FACTORING IN RACE
The analysts also note that few people who are turned off by a black candidate’s race would likely vote Democrat anyway.
Politicians rarely address it directly and both the Obama and McCain campaigns downplay the idea the some whites might not be speaking honestly about their voting plans.
The diversity of the U.S. electorate makes it hard to quantify the phenomenon, pollsters say. An older voter in South Florida may be of the same race as a young union member in Virginia or a businesswoman in Colorado but share little else.
The Democratic primaries in which voters in the states picked the party’s presidential candidate painted a mixed picture of the potential for a Bradley effect. In some states, Obama got fewer white votes than expected but in South Carolina and elsewhere it was the opposite.
Commentator Earl Ofari Hutchinson said there was a potential for the Bradley effect to be decisive, and that Obama might need a 10 percent lead in opinion polls to be sure of overcoming it.
Pollster John Zogby said he took the prospect of overstating white support for Obama very seriously.

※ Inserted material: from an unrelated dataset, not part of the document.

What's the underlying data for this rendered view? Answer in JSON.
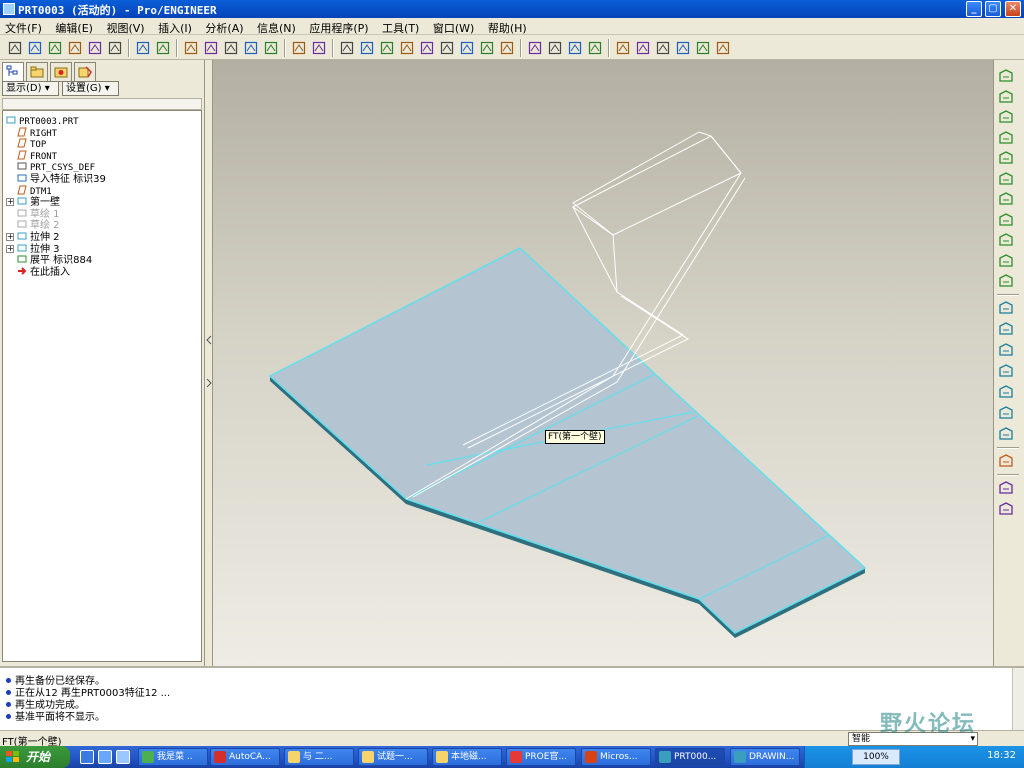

Zogby tries to factor any potential Bradley effect into his polling but said he believes it will be negligible, in part because estimates of Obama’s support had proved accurate during the primaries.